### Task directions
Every record must be copied exactly.

=-=-=-=-=

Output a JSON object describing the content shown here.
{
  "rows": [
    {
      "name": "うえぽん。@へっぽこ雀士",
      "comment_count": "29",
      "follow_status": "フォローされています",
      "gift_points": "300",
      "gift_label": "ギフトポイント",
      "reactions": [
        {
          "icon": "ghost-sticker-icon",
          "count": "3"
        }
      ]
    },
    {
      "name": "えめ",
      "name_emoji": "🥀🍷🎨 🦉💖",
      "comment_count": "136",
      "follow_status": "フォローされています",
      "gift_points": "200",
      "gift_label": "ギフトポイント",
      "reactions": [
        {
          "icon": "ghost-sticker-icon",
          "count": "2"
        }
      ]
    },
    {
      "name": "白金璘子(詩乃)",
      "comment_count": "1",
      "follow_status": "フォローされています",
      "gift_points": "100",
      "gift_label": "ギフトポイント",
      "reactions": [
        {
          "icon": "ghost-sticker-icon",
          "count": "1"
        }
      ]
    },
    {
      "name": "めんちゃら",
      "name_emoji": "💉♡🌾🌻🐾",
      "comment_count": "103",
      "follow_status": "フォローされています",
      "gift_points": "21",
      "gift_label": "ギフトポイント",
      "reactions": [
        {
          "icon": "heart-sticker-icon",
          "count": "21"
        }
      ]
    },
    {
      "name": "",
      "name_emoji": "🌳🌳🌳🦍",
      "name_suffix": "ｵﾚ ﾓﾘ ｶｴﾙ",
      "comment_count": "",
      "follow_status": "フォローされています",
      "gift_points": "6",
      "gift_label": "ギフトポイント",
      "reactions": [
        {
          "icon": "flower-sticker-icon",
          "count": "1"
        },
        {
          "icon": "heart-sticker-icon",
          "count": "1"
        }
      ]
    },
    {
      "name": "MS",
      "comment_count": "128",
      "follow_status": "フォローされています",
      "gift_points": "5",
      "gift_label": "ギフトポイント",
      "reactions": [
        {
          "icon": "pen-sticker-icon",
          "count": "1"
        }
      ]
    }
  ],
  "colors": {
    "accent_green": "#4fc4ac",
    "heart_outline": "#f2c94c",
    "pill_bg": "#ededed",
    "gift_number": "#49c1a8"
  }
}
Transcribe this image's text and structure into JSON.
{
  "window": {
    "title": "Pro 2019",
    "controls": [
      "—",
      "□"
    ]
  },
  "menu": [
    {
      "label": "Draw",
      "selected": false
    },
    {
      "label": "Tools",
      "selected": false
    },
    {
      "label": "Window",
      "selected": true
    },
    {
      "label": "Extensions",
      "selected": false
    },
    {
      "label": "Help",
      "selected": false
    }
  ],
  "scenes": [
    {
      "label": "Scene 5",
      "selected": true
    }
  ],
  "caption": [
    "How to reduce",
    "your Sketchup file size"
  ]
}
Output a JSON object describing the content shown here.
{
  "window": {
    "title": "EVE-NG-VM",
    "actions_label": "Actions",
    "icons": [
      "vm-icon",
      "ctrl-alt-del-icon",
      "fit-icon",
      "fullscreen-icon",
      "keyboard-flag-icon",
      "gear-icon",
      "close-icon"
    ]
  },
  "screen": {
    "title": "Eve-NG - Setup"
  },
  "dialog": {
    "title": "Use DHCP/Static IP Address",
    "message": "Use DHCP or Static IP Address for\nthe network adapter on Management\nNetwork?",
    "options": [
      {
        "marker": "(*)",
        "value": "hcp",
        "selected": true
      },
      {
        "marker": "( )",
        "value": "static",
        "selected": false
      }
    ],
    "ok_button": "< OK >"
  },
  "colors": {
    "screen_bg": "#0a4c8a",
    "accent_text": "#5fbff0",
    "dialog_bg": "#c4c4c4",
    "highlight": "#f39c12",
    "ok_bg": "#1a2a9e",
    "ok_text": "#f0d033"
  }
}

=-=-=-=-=

### Result of this task
Output a JSON object describing the content shown here.
{
  "rows": [
    {
      "name": "うえぽん。@へっぽこ雀士",
      "comment_count": "29",
      "follow_status": "フォローされています",
      "gift_points": "300",
      "gift_label": "ギフトポイント",
      "reactions": [
        {
          "icon": "ghost-sticker-icon",
          "count": "3"
        }
      ]
    },
    {
      "name": "えめ",
      "name_emoji": "🥀🍷🎨 🦉💖",
      "comment_count": "136",
      "follow_status": "フォローされています",
      "gift_points": "200",
      "gift_label": "ギフトポイント",
      "reactions": [
        {
          "icon": "ghost-sticker-icon",
          "count": "2"
        }
      ]
    },
    {
      "name": "白金璘子(詩乃)",
      "comment_count": "1",
      "follow_status": "フォローされています",
      "gift_points": "100",
      "gift_label": "ギフトポイント",
      "reactions": [
        {
          "icon": "ghost-sticker-icon",
          "count": "1"
        }
      ]
    },
    {
      "name": "めんちゃら",
      "name_emoji": "💉♡🌾🌻🐾",
      "comment_count": "103",
      "follow_status": "フォローされています",
      "gift_points": "21",
      "gift_label": "ギフトポイント",
      "reactions": [
        {
          "icon": "heart-sticker-icon",
          "count": "21"
        }
      ]
    },
    {
      "name": "",
      "name_emoji": "🌳🌳🌳🦍",
      "name_suffix": "ｵﾚ ﾓﾘ ｶｴﾙ",
      "comment_count": "",
      "follow_status": "フォローされています",
      "gift_points": "6",
      "gift_label": "ギフトポイント",
      "reactions": [
        {
          "icon": "flower-sticker-icon",
          "count": "1"
        },
        {
          "icon": "heart-sticker-icon",
          "count": "1"
        }
      ]
    },
    {
      "name": "MS",
      "comment_count": "128",
      "follow_status": "フォローされています",
      "gift_points": "5",
      "gift_label": "ギフトポイント",
      "reactions": [
        {
          "icon": "pen-sticker-icon",
          "count": "1"
        }
      ]
    }
  ],
  "colors": {
    "accent_green": "#4fc4ac",
    "heart_outline": "#f2c94c",
    "pill_bg": "#ededed",
    "gift_number": "#49c1a8"
  }
}
Transcribe this image's text and structure into JSON.
{
  "window": {
    "title": "Pro 2019",
    "controls": [
      "—",
      "□"
    ]
  },
  "menu": [
    {
      "label": "Draw",
      "selected": false
    },
    {
      "label": "Tools",
      "selected": false
    },
    {
      "label": "Window",
      "selected": true
    },
    {
      "label": "Extensions",
      "selected": false
    },
    {
      "label": "Help",
      "selected": false
    }
  ],
  "scenes": [
    {
      "label": "Scene 5",
      "selected": true
    }
  ],
  "caption": [
    "How to reduce",
    "your Sketchup file size"
  ]
}
Output a JSON object describing the content shown here.
{
  "window": {
    "title": "EVE-NG-VM",
    "actions_label": "Actions",
    "icons": [
      "vm-icon",
      "ctrl-alt-del-icon",
      "fit-icon",
      "fullscreen-icon",
      "keyboard-flag-icon",
      "gear-icon",
      "close-icon"
    ]
  },
  "screen": {
    "title": "Eve-NG - Setup"
  },
  "dialog": {
    "title": "Use DHCP/Static IP Address",
    "message": "Use DHCP or Static IP Address for\nthe network adapter on Management\nNetwork?",
    "options": [
      {
        "marker": "(*)",
        "value": "hcp",
        "selected": true
      },
      {
        "marker": "( )",
        "value": "static",
        "selected": false
      }
    ],
    "ok_button": "< OK >"
  },
  "colors": {
    "screen_bg": "#0a4c8a",
    "accent_text": "#5fbff0",
    "dialog_bg": "#c4c4c4",
    "highlight": "#f39c12",
    "ok_bg": "#1a2a9e",
    "ok_text": "#f0d033"
  }
}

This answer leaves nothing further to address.